Individual human characteristics also contribute to horses’ processing of various stimuli. While an attempt was made to utilize two actors with similar physical appearance and the ponies were trained prior to data collection to approach humans using positive reinforcement to create a positive perception [40
], the ponies nevertheless responded by consistently favouring one actor, approaching quicker and displaying fewer oral behaviours than with the other actor. Others have shown that even when presented with identical twins, horses were able to distinguish between them [41
]. The actor more favoured by the ponies in the current results also happened to have more experience with equids in general. Previous research has shown that horses approached humans experienced with horses quicker than those who were not [42
Actors in this study were not professionally trained to portray the various facial expressions and the facial expressions were merely depicted, not indicative of an underlying affective state. Thus, the visual display of the expression may not have reflected a felt emotion [43
]. However previous research showing horses’ ability to discriminate human facial expressions were based on photographs [8
] which by their nature do not convey felt emotions.
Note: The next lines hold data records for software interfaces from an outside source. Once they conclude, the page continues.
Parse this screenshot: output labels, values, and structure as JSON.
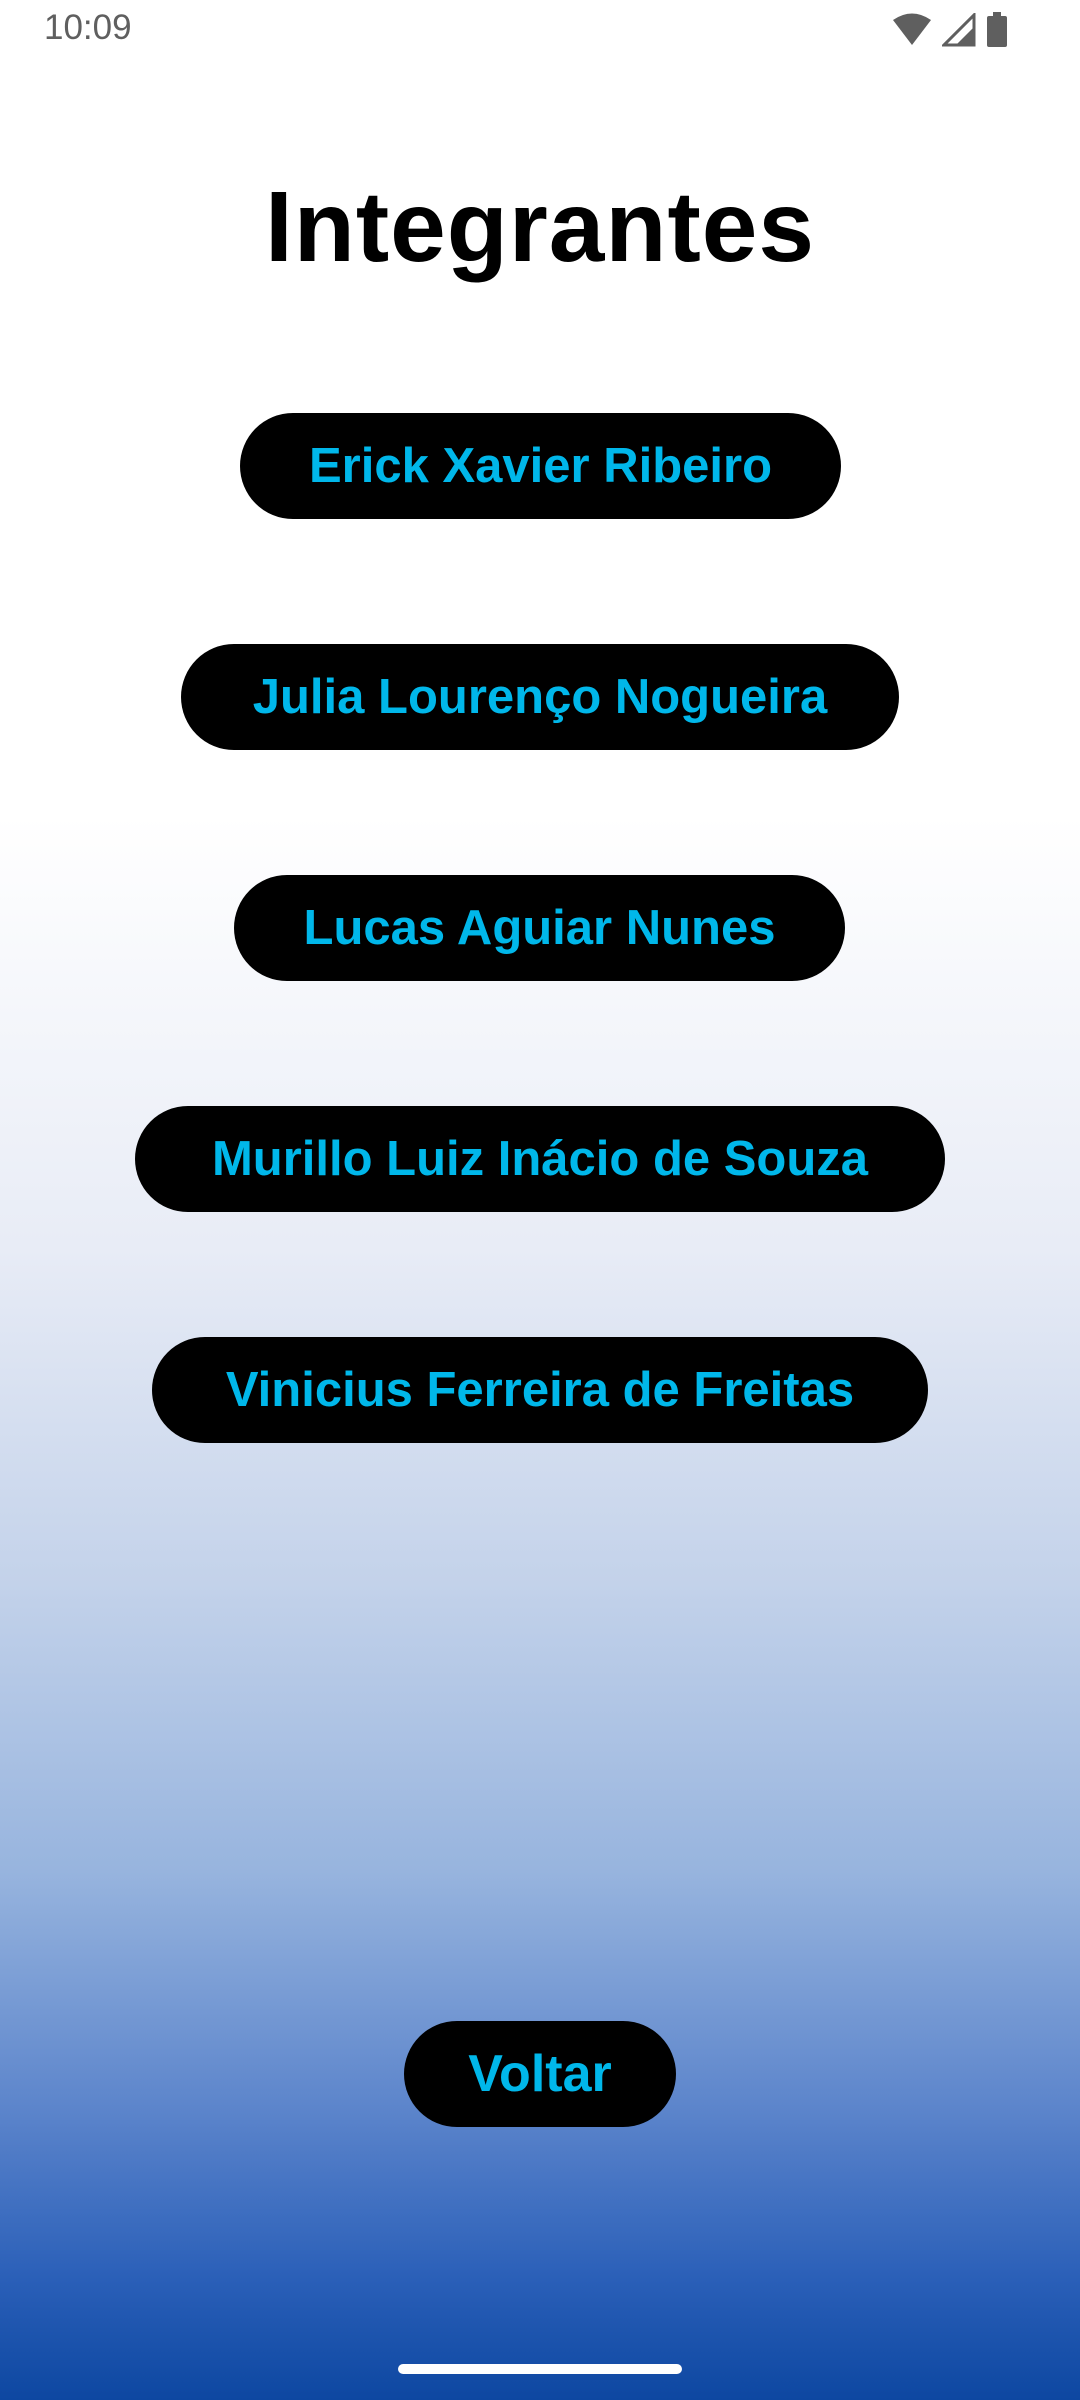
{
  "status_bar": {
    "time": "10:09",
    "icons": [
      "wifi-icon",
      "cell-signal-icon",
      "battery-icon"
    ]
  },
  "page": {
    "title": "Integrantes"
  },
  "members": [
    {
      "label": "Erick Xavier Ribeiro"
    },
    {
      "label": "Julia Lourenço Nogueira"
    },
    {
      "label": "Lucas Aguiar Nunes"
    },
    {
      "label": "Murillo Luiz Inácio de Souza"
    },
    {
      "label": "Vinicius Ferreira de Freitas"
    }
  ],
  "back_button": {
    "label": "Voltar"
  },
  "colors": {
    "button_background": "#000000",
    "button_text": "#00b7ea",
    "title_text": "#000000",
    "gradient_top": "#ffffff",
    "gradient_bottom": "#0d47a1"
  }
}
A common practice used in human psychology is to induce an emotional state that is accurately reflected by the facial expression [44
]. Further research in this area could observe how horses respond to humans in genuine joyous or angry scenarios.